Everything about the school was dark and shadowy. There were long, narrow corridors and winding staircases – and of course there were the girls themselves, dressed in black gymslips, black stockings, black hobnailed boots, grey shirts and black-and-grey ties. Even their summer dresses were black-and-grey checked.
Forget Hogwarts – it all started with Miss Cackle’s Academy for Witches!
The descriptions in Jill Murphy’s time-honoured tale are especially fun. Could your class create a similarly spooky scene?
8. Jampires, by Sarah McIntyre & David O’Connell
“And we both got SO hungry we couldn’t resist slurping from what we could find.
A dollop of jam would never be missed!
Or at least, we thought, you’d not mind.”
Ever chomped on a doughnut, only to find its delicious filling to be inexplicably absent?
Maybe it wasn’t a bumbling baker after all…
9. Winnie The Witch, by Valerie Thomas
When Wilbur sat on a chair with his eyes open, Winnie could see him. She could see his eyes, anyway.
When Wilbur closed his eyes and went to sleep, Winnie couldn’t see him at all. So she sat on him.
You’re never too young to learn that pets should, ideally, not match your home furnishings.

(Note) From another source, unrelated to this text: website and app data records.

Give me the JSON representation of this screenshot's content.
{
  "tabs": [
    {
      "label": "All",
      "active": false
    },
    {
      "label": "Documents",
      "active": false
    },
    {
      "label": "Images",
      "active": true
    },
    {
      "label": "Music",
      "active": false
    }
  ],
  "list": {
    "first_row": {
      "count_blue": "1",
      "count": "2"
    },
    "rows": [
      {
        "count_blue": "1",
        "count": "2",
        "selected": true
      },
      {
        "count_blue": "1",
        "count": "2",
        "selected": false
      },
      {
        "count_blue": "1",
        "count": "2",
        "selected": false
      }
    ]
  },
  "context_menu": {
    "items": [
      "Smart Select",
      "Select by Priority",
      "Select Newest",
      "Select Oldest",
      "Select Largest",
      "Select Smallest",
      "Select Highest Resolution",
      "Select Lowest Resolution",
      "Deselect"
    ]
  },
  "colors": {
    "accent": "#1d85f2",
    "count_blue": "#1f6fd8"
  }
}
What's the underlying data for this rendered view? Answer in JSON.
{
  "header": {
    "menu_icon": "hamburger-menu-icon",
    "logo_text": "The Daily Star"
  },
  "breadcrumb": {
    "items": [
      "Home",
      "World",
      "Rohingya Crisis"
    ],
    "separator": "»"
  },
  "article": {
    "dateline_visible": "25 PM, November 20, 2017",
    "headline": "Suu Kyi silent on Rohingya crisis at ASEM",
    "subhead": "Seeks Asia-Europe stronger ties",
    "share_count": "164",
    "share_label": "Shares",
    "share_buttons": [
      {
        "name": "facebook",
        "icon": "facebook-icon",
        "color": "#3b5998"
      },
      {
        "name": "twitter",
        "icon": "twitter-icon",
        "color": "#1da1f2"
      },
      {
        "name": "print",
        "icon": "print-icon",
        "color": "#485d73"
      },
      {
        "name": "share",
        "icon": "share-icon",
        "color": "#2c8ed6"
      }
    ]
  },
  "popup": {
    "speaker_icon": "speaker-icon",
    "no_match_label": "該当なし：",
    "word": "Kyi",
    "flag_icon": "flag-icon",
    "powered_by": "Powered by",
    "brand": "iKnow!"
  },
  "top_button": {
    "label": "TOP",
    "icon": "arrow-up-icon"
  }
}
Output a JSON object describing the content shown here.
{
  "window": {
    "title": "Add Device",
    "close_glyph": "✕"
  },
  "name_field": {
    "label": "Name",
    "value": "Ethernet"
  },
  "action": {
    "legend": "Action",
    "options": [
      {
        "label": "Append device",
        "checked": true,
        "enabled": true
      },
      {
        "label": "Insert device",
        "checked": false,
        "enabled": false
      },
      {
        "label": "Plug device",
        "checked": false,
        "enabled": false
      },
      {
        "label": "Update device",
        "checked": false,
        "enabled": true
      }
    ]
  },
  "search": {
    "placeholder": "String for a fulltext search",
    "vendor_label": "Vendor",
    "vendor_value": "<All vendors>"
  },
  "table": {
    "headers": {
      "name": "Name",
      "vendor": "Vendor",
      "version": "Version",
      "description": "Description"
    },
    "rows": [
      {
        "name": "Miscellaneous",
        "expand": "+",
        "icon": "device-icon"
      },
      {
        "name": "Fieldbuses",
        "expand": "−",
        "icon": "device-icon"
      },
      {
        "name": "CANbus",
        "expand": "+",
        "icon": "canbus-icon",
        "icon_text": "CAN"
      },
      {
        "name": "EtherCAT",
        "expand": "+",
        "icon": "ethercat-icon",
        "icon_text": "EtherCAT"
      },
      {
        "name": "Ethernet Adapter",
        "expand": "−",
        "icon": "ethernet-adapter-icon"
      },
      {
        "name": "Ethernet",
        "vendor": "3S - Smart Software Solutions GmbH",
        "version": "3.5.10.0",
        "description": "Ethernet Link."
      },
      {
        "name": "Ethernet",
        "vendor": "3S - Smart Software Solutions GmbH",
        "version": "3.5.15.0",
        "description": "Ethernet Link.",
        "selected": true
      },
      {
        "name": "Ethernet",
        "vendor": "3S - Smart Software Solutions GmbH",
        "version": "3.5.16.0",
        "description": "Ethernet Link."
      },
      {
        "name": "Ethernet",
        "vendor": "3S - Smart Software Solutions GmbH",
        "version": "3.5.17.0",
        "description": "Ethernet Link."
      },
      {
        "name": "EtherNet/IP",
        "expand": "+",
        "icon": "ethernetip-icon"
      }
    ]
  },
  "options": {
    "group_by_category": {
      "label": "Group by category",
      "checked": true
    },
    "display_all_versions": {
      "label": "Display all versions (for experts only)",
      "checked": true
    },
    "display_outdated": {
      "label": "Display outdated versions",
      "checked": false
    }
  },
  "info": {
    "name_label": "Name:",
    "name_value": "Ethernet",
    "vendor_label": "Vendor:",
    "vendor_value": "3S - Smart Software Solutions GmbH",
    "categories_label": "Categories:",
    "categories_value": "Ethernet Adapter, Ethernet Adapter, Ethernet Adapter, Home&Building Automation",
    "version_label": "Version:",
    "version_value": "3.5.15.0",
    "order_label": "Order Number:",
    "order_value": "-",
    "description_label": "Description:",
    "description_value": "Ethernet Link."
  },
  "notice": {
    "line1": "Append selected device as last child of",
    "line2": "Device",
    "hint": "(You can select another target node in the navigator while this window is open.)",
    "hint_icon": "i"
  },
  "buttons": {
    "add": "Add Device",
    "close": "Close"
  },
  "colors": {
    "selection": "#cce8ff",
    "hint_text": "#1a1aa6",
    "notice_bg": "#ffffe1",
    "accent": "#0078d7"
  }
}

A lot of cats have featured in this list, and you class might find it fun to compare the pictures. Black cats can look very, very different!
In what other ways could they be described?
10. Stellaluna, by Jannell Cannon
“How can we be so different and feel so much alike?”
“And how can we feel so different and be so much alike?”
Stellaluna is a bat who is separated from her mother and raised by birds. When she finds her family again, she learns how to be bat; and despite their lifestyle contrasts, she stays friends with the chicks.
As heart-warming as a pumpkin spice latte, Stellaluna is a timeless life lesson on difference, kindness and acceptance; appropriate for Halloween, or anytime.